Markets: A Year in Review
As with everyday life everywhere, the past 12 months in financial markets have been, to use one of the words of 2020, unprecedented.
Investors had reasons for optimism early in the period. President Trump and Chinese Vice Premier Liu He signed a ‘Phase 1’ trade deal in January, putting an end to prolonged and damaging trade war rhetoric. In the UK, the resounding victory of Prime Minister Johnson’s Conservative Party in the December 2019 general election facilitated the UK’s departure from the EU with a 12-month transition period and seemingly brought clarity after a long period of uncertainty in UK politics. On the financial front, 2019 proved to be a banner year for global stock markets amid abundant liquidity from the major central banks.
This period of relative serenity in global economies and financial markets then rapidly evaporated as the COVID-19 pandemic rapidly became a global crisis. The resultant government-imposed lockdowns of economies around the world, introduced in an effort to halt the global pandemic, prompted a rapid and brutal stock market sell-off in February and March that proved to be the fastest bear market in history. As societies effectively closed down for weeks on end in a bid to halt the contagion, economies suffered unparalleled declines. Amid concerns over rapidly escalating job losses and permanent scarring of the corporate sector, particularly those areas of the economy most hurt by the lockdowns such as travel and hospitality, governments responded with a historically unmatched level of fiscal stimulus and packages, including furlough schemes to preserve jobs. Central banks dovetailed with government rescue efforts by providing a torrent of liquidity.
This global policy largesse caused stock markets to rebound quickly. The resurgent US equity market was in the vanguard, powered by technology stocks, many of which were deemed ‘stay at home’ winners and whose business models were largely unaffected by lockdown. Healthcare and consumer discretionary stocks also experienced major gains globally. Energy, financial and real estate stocks suffered significant losses over the 12-month period.
Government and corporate bond markets enjoyed a strong 12 months amid interest rate cuts, severe risk aversion in the depths of the pandemic and major purchases of corporate bond assets by central banks, such as the US Federal Reserve.
UK and Europe
In the UK, COVID-19 aside, Brexit dominated headlines and ensured that UK equities remained out of favour with investors, with the FTSE 100 index returning -20.6 per cent over the 12 months to 30 September 2020. Against this turbulent backdrop, the UK stock market was hit hard, with domestic-facing and ‘value’ stocks taking the brunt of the blow.
European equities, as measured by the MSCI Europe Index, fared better but still returned a disappointing -9.2 per cent in Euro terms. Emergency measures provided support for the rebound, but resurgent COVID-19 case numbers across the continent in early September, provoked investor concern about the strength and durability of the nascent economic recovery.

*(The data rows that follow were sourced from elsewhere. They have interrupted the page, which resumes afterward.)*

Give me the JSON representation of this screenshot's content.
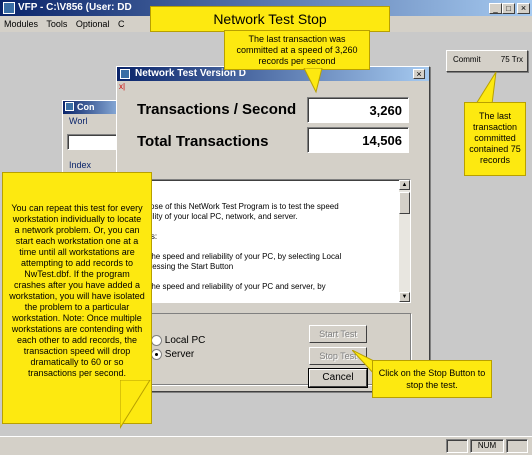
{
  "app": {
    "title": "VFP - C:\\V856 (User: DD",
    "menu": [
      "Modules",
      "Tools",
      "Optional",
      "C"
    ],
    "window_controls": {
      "min": "_",
      "max": "□",
      "close": "×"
    }
  },
  "stop_banner": "Network Test Stop",
  "callout_top": "The last transaction was committed at a speed of 3,260 records per second",
  "commit_panel": {
    "label": "Commit",
    "value": "75 Trx"
  },
  "callout_right": "The last transaction committed contained 75 records",
  "dialog": {
    "title": "Network Test Version D",
    "close": "×",
    "tps_label": "Transactions / Second",
    "tps_value": "3,260",
    "total_label": "Total Transactions",
    "total_value": "14,506",
    "textbox_lines": [
      "ose:",
      "",
      "purpose of this NetWork Test Program is to test the speed",
      "eliability of your local PC, network, and server.",
      "",
      "ctions:",
      "",
      "test the speed and reliability of your PC, by selecting Local",
      "nd pressing the Start Button",
      "",
      "test the speed and reliability of your PC and server, by"
    ],
    "radio_local": "Local PC",
    "radio_server": "Server",
    "start_button": "Start Test",
    "stop_button": "Stop Test",
    "cancel_button": "Cancel"
  },
  "bg_window": {
    "title": "Con",
    "tab": "Worl",
    "label": "Index"
  },
  "callout_left": "You can repeat this test for every workstation individually to locate a network problem. Or, you can start each workstation one at a time until all workstations are attempting to add records to NwTest.dbf. If the program crashes after you have added a workstation, you will have isolated the problem to a particular workstation. Note: Once multiple workstations are contending with each other to add records, the transaction speed will drop dramatically to 60 or so transactions per second.",
  "callout_stop": "Click on the Stop Button to stop the test.",
  "statusbar": {
    "num": "NUM"
  }
}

US equities topped the global leaderboard, with US large-cap technology stocks lifting indices higher and ensuring a remarkable recovery for the overall US market at the headline level. The S&P 500 Index returned 13.0 per cent over the year, in US dollar terms (for context, the MSCI World index returned 8.5 per cent in US dollar terms). But these figures belie underlying disparities at the stock level and what was actually very narrow market leadership.
Emerging market equities achieved solid gains over the year, with the MSCI Emerging Markets Index returning 8.1 per cent in US dollar terms. With the US Federal Reserve’s monetary taps fully opened, the US dollar weakened significantly, providing a welcome boost to emerging markets and commodity prices.
With technology stocks proving to be clear pandemic winners, it was no surprise to see Asia lead the gains. China, along with the tech-heavy markets of South Korea and Taiwan, were the top performers.
The Australian equity market ended the period down 11.6 per cent in AUD terms (S&P/ASX All Ords), lagging the global index in the rebound and over the year due in part to a smaller index exposure to the large cap growth stocks, particularly in tech, that have driven global equity returns.
Overall, Australia has weathered the impact of COVID-19 relatively well compared to most other advanced economies. Tourism and travel were hit hard by the lack of international travellers as well as state border closures. However retail spending remained strong, supported by a large fiscal stimulus package. Chinese demand for iron ore has proved resilient, although other commodity export volumes have been affected by political friction.
Equity market movements
12 months to 30 September 2020
10-year government bond yields